By C.J. Bunce
How does a Western get nominated for a Best Picture Academy Award in 2013? As recently as two years ago the remake of True Grit was nominated for Best Picture and nine other nominations—but did not net a single win. But would it have been nominated if it hadn’t been directed by the quirky directing duo of Joel and Ethan Coen? Five years earlier Brokeback Mountain, a film with a Western—or at least a cowboy– theme was also nominated for Best Picture, winning three of eight nominations. It took director Ang Lee and a completely non-Western plot for that to happen. Then you have to go back to Unforgiven in 1992, which actually won Best Picture and four of nine of its nominations, to find the last major, critically acclaimed Western.
What made Unforgiven win? Certainly by supplying one of the two most popular Western actors of all time as the film’s lead helped, even if it was one of his more bland performances, with Clint Eastwood also serving as director. (Yes, John Wayne still remains the #1 most popular Western actor ever). But more importantly, like the few notable Westerns since, it had a very non-standard plot for a Western. With its gunfighter-turns-farmer-turns-gunfighter-one-last-time story, it was basically a dark sequel to John Wayne’s Angel and the Badman. You could keep going—back to Dances with Wolves in 1990, an example of the “epic Western” which seemed to reward the director and acting efforts of rising star Kevin Costner more than the movie as a Western genre masterpiece. Or back to Butch Cassidy & the Sundance Kid in 1969, probably the last classic era Western to be nominated for a Best Picture Oscar, winning five awards, including a key win for the script by William Goldman. Then go back to the also-quirky Cat Ballou in 1965 starring Jane Fonda—the rare Western notable for featuring a female lead.

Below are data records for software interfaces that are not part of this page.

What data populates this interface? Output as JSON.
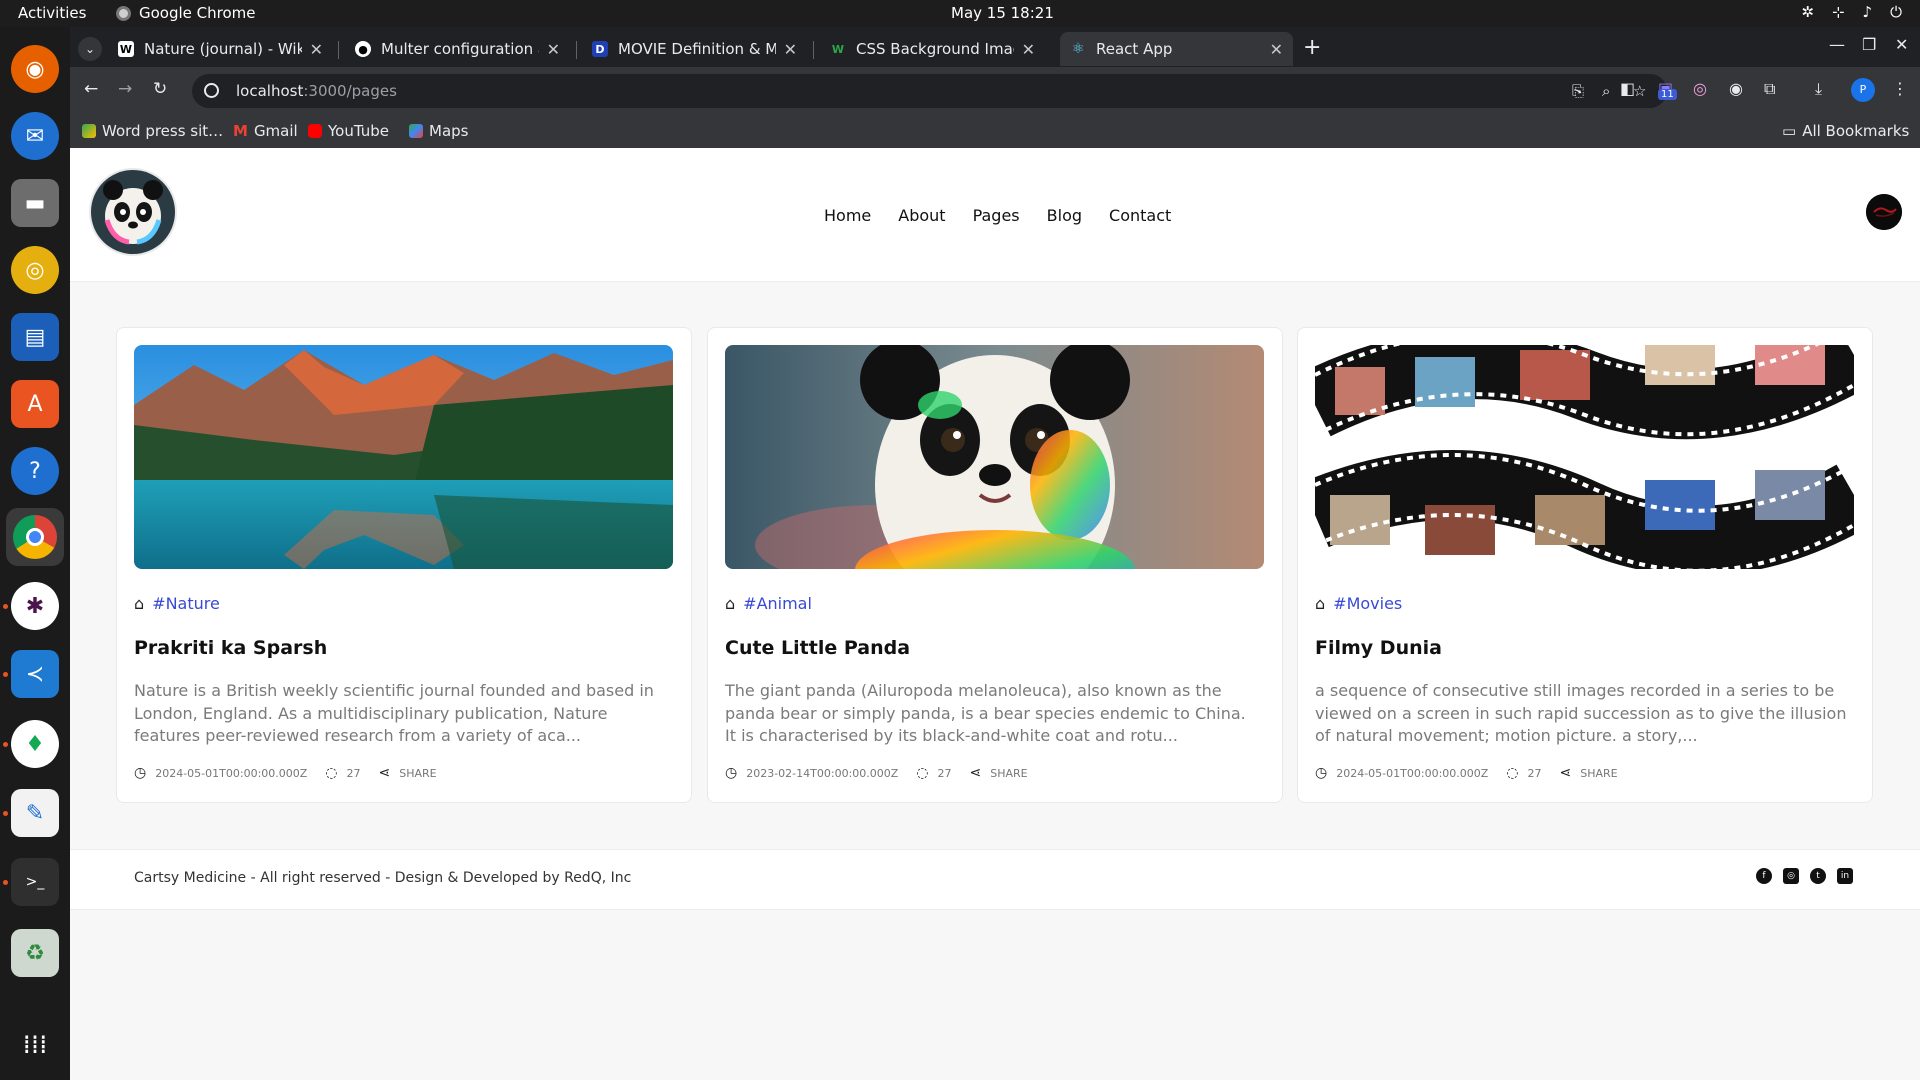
{
  "os": {
    "activities": "Activities",
    "app_name": "Google Chrome",
    "clock": "May 15  18:21"
  },
  "browser": {
    "tabs": [
      {
        "title": "Nature (journal) - Wikipe",
        "favicon": "W"
      },
      {
        "title": "Multer configuration anc",
        "favicon": "github-icon"
      },
      {
        "title": "MOVIE Definition & Mea",
        "favicon": "D"
      },
      {
        "title": "CSS Background Image F",
        "favicon": "W"
      },
      {
        "title": "React App",
        "favicon": "react-icon"
      }
    ],
    "url_host": "localhost",
    "url_path": ":3000/pages",
    "extension_badge": "11",
    "profile_initial": "P",
    "bookmarks": [
      {
        "label": "Word press sit…"
      },
      {
        "label": "Gmail"
      },
      {
        "label": "YouTube"
      },
      {
        "label": "Maps"
      }
    ],
    "all_bookmarks": "All Bookmarks"
  },
  "site": {
    "nav": [
      "Home",
      "About",
      "Pages",
      "Blog",
      "Contact"
    ],
    "cards": [
      {
        "tag": "#Nature",
        "title": "Prakriti ka Sparsh",
        "excerpt": "Nature is a British weekly scientific journal founded and based in London, England. As a multidisciplinary publication, Nature features peer-reviewed research from a variety of aca...",
        "date": "2024-05-01T00:00:00.000Z",
        "comments": "27",
        "share": "SHARE"
      },
      {
        "tag": "#Animal",
        "title": "Cute Little Panda",
        "excerpt": "The giant panda (Ailuropoda melanoleuca), also known as the panda bear or simply panda, is a bear species endemic to China. It is characterised by its black-and-white coat and rotu...",
        "date": "2023-02-14T00:00:00.000Z",
        "comments": "27",
        "share": "SHARE"
      },
      {
        "tag": "#Movies",
        "title": "Filmy Dunia",
        "excerpt": "a sequence of consecutive still images recorded in a series to be viewed on a screen in such rapid succession as to give the illusion of natural movement; motion picture. a story,...",
        "date": "2024-05-01T00:00:00.000Z",
        "comments": "27",
        "share": "SHARE"
      }
    ],
    "footer": "Cartsy Medicine - All right reserved - Design & Developed by RedQ, Inc"
  }
}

Going back even further gets you into the classic era of Westerns, and throws you into the strange era of “epic Westerns” getting recognized by the Academy. These were movies that in hindsight are really not as well done as many smaller pictures of the period, but their huge all-star casts and expensive sets made the films hard to ignore, such as How the West Was Won, The Alamo, and Giant. Surprisingly you have to look back to the adaptation of Louis L’Amour’s Hondo starring John Wayne in 1953 to get back to the era of the “hero Western” as recipient of an Academy nod, a film up there with Shane and High Noon as successful and admired Westerns receiving acclaim by the Academy.
But if you put aside the classic Western and look at what has been selected by the Academy since the 1960s it makes a lot of sense that Quentin Tarentino’s Django Unchained is not only a Best Picture nominee this year, but a real contender for the win. Set in the South two years before the Civil War, the film follows a slave named Django (Jamie Foxx) whose past owners lead him to meet up with German-born, dentist-turned-bounty hunter Dr. King Schultz (Christoph Waltz). Schultz’s next target is the wanted-dead-or-alive Brittle brothers, and only Django can help him literally recognize his bounty. Schultz serves as mentor in survival and pursuit skills for Django who is squarely focused on rescuing long-lost wife Broomhilda (Kerry Washington). The search ultimately leads to a more complicated than necessary scheme to buy Broomhilda from infamous plantation owner Calvin Candie (Leonardo DiCaprio), if only his loyal house slave Stephen (Samuel L. Jackson) will not stand in the way.
So what is the formula for a successful Western in the 21st century and why should Django Unchained make the cut?